Dorothy Walker of the Alabama Historical Commission said she felt humbled in the presence of people who have done so much for her.

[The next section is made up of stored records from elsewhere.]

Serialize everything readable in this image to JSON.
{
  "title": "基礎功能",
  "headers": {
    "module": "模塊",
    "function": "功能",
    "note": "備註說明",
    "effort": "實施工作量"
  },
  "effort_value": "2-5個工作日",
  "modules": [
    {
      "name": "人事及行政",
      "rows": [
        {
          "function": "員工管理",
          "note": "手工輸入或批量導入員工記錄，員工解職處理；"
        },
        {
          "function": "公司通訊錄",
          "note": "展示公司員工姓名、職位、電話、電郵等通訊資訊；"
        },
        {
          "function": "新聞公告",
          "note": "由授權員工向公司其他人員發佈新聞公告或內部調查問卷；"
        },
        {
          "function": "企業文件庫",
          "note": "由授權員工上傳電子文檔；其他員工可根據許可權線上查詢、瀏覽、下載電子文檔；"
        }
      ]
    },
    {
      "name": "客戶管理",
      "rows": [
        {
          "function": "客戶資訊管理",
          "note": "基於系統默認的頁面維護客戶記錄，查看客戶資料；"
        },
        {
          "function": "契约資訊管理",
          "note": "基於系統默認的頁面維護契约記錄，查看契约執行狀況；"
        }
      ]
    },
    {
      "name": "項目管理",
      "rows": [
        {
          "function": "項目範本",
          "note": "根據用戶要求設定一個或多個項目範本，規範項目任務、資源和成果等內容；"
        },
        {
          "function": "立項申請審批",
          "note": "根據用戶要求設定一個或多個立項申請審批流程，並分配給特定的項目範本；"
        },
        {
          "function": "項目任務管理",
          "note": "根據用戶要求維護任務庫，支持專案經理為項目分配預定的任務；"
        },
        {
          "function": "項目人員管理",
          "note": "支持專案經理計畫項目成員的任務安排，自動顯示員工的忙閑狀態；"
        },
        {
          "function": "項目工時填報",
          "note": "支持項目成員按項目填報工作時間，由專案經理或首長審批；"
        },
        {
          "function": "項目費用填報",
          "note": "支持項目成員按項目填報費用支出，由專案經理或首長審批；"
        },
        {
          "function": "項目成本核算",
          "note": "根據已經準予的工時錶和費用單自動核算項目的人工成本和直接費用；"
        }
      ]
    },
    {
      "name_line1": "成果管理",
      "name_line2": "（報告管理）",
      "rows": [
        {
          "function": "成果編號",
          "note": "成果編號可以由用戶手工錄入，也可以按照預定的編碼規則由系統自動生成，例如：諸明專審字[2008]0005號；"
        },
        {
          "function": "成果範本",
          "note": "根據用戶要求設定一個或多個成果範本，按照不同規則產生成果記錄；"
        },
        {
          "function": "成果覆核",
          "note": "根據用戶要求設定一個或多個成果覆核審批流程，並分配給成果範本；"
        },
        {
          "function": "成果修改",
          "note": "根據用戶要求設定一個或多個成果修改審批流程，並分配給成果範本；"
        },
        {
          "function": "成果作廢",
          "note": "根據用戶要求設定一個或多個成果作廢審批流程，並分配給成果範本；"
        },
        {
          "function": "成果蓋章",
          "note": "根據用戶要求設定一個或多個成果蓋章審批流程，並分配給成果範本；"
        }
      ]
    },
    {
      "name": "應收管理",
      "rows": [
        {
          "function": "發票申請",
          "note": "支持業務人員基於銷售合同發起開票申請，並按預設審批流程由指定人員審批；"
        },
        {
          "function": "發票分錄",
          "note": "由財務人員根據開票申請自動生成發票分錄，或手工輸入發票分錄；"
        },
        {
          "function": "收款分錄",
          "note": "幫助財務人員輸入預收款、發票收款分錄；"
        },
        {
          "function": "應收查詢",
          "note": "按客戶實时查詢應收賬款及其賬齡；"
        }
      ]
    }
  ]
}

She said it is the main mission of the Historic Commission to preserve places where history happened.
“It is so important that we capture the stories,” she said.
According to the historic marker located at the church at 361 Pine St., Hayneville, the church “hosted meetings and voter registration activities.” The Lowndes County Freedom Party also held its convention in the church.
The marker declares “First Missionary Baptist Church, Hayneville is listed in the Alabama Register of Landmarks and Heritage.”
Foot soldiers listed both living and deceased include the Rev. Frank and Louiza Miles, Besie McMeans, Ida Searight, John Reddick and Novella Lawson, Willie Ruth Myrick, Frank and Josephine Wagnor, Ed Moore and Mattie King, Joe Steele, Frank Haralson, Willie Haralson, Napoleon Mays, Matthew Jackson, Willie Nell McGhee Miles, Annie Pearl Howard,
Lillian McGill Bougatti, Willie Cosby Jr., Eli and Sarah Logan, Robert and Willie Mae Strickland, King Stewart, Carol Leafbled, Mr. and Mrs. Andrew Jones, Charles Smith, Sam Jones, the Rev. J.J. Johnson, Willie “Bo” Wilson, Sadie Bunch, James and Lucy Bandy, Joe Frank Brown, Pattie Mae McDonald, John and Eddie Mae Hulett, John E. Hulett, R.C. Smith, Elijah and Rachel Gordon, Jake Williams, Willie and Mary Pearl Edwards, Charlie and Elizabeth Whiting, Annie Mae Rudolph, Willie and Celain Rudolph, Booker T. and Pearl Barlow,
Joan Andrews, Alma Miller, Alice Moore, Ethel McCall, Jessie McGill, John and Dorothy Hinson, John Jackson, Annie Bell Jackson, Jessie Favors, Robert Logan, Sidney Logan, Emory and Beulah Ross, Frank Sr. and Grace Miles, Gardenia White, John T. Brooks, Martha Moton, Annie Hrobowski, Fannie Hulett Robinson, Elder Roger Moss, Mary Anna Murphy, Maggie McCall Chaney, Patricia Ann Reed, Grady Gordon, Elijah Gordon Jr., Emmitt Howard, Doe Howard, Margret Miller, J.W. and Letha Baker, Abner and Josie Baker, Caldwell Williams, Clara McMeans and Teresa Webb.
Note: foot soldiers’ names are spelled as they appear in the celebration program.